This week the Australian Government and China executed a Declaration of Intent for a Free Trade Agreement (FTA) between the two countries. The agreement comes after more than 10 years and 22 rounds of negotiations.
The Declaration of Intent covers all industries important to the Australia-Chine trade relationship, including the key ones of mining, agriculture and foreign investment into Australia. It aims to stimulate an even greater growth in trade and investment between the two countries.
In this Client Alert we outline:
some key aspects of the FTA; and
the steps required for its implementation.
Businesses interested in trade between Australia and China should review the potential benefits available under FTA and, importantly, when those benefits will be available.
FTA at a glance
China is Australia's largest trading partner with two way trade between the nations in excess of A$150 billion, with over A$100 billion of exports of goods and services into China.
It is expected that more than 85% of Australian goods exports will be tariff free upon entry into the FTA, rising to 93% in four years. The FTA is expected to represent an increase of approximately A$20 billion dollars to the Australian economy.
Energy and Resources
In 2013, Australia exported over A$85 billion worth of resources, energy and manufactured products to China.
The key benefits unlocked by the FTA relating to the trade of energy and resources include:
the removal of tariffs on all resources and energy products including on coking coal (metallurgical coal for steel making) (3%) upon commencement of the FTA and non-coking coal (thermal/steam coal for power generation) (6%) within two years; and
the removal of tariffs on transformed resources and energy products, such as refined copper and alloys, alumina, nickel, zinc, copper, aluminium (1-10%). Many of these tariffs will be removed upon commencement of the FTA.
These measures provide greater competitiveness and certainty for Australian exporters by locking-in zero tariffs on major exports such as iron ore, gold, crude petroleum oils, and liquefied natural gas (LNG).

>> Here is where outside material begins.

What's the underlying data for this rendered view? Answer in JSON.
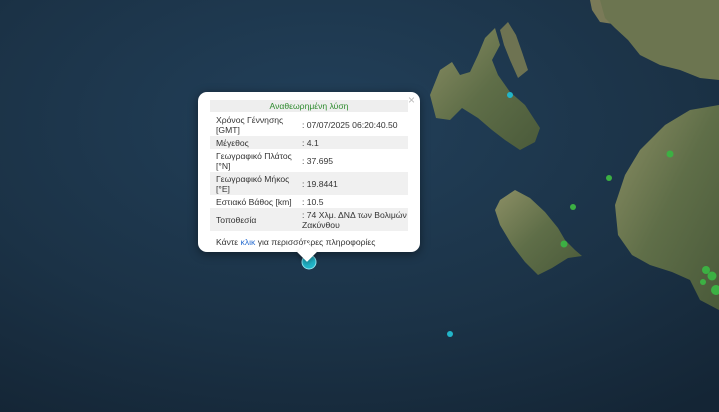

China is Australia's largest export market for agricultural produce with approximately A$9 billion in exports in 2013. China is also the world's largest growing agricultural sector and is projected to account for almost half of global agricultural growth over the next few decades.
The FTA provides Australia with an advantage over its major agricultural competitors such as the United States, Canada and the European Union. It also aligns Australia with the competitive advantage enjoyed by countries such as Chile and New Zealand over the past few years.
The key benefits unlocked by the FTA relating to the trade of agricultural products include:
the removal of all tariffs on major Australian exports such as dairy products (20%) within four to 11 years and on beef and sheep meat exports (12-25%) over nine years;
the removal of tariffs on live animal exports (10%) within four years; and
the removal of tariffs on wine (14-20%) over four years.
In addition to these benefits Australia has secured the removal of tariffs over a wide variety of agricultural exports including horticulture products (30%), barley (3%), wool and seafood (14-15%), processed foods and hides, skins and leather (5-14%).
As with its other FTA negotiations, China did not allow further liberalisation of tariffs on rice, wheat, cotton and sugar, however since joining the World Trade Organization (WTO) in 2001, China has permitted generous import quotas of these products.
Foreign investment into Australia
Foreign Investment into Australia has been a highly politicised issue in both nations recently. Chinese investment in Australia has increased dramatically over the last 10 years to $32 billion.
The FTA aims to promote further growth of Chinese investment into Australia, in particular by raising the investment threshold for foreign investment approval by the Foreign Investment Review Board (FIRB).
Under the FTA:
the investment threshold for investment by Chinese private entities (non-SOEs) in non-sensitive sectors has been increased from $248 million to $1,078 million;
the investment approval limit for acquisitions of developed commercial real estate by Chinese private investors will be lifted to $1,078 million; and
a new investment threshold has been created for FIRB review of Chinese private investment in agricultural land valued at A$15 million or more, and in agribusinesses valued at A$53 million or more (which is less than the current A$248 million).
Investments from SOEs (that is entities with more than 15% ownership held by the Chinese Government) will continue to require FIRB approval for all investments (other than portfolio investments).
The investment obligations in the FTA can be enforced directly by Australian and Chinese investors through an Investor-State Dispute Settlement (ISDS) mechanism, to promote investor confidence.
Implementing the FTA
Investors should note that the execution of the Declaration of Intent was the first formal step in the execution process. The two countries will now advance to draft a legal text of the FTA for execution in 2015. The terms of what has been agreed will not take effect until the FTA is formally ratified, which is likely to be late in 2015 or early 2016. There is also a built-in review process three years after entry into force to review the FTA.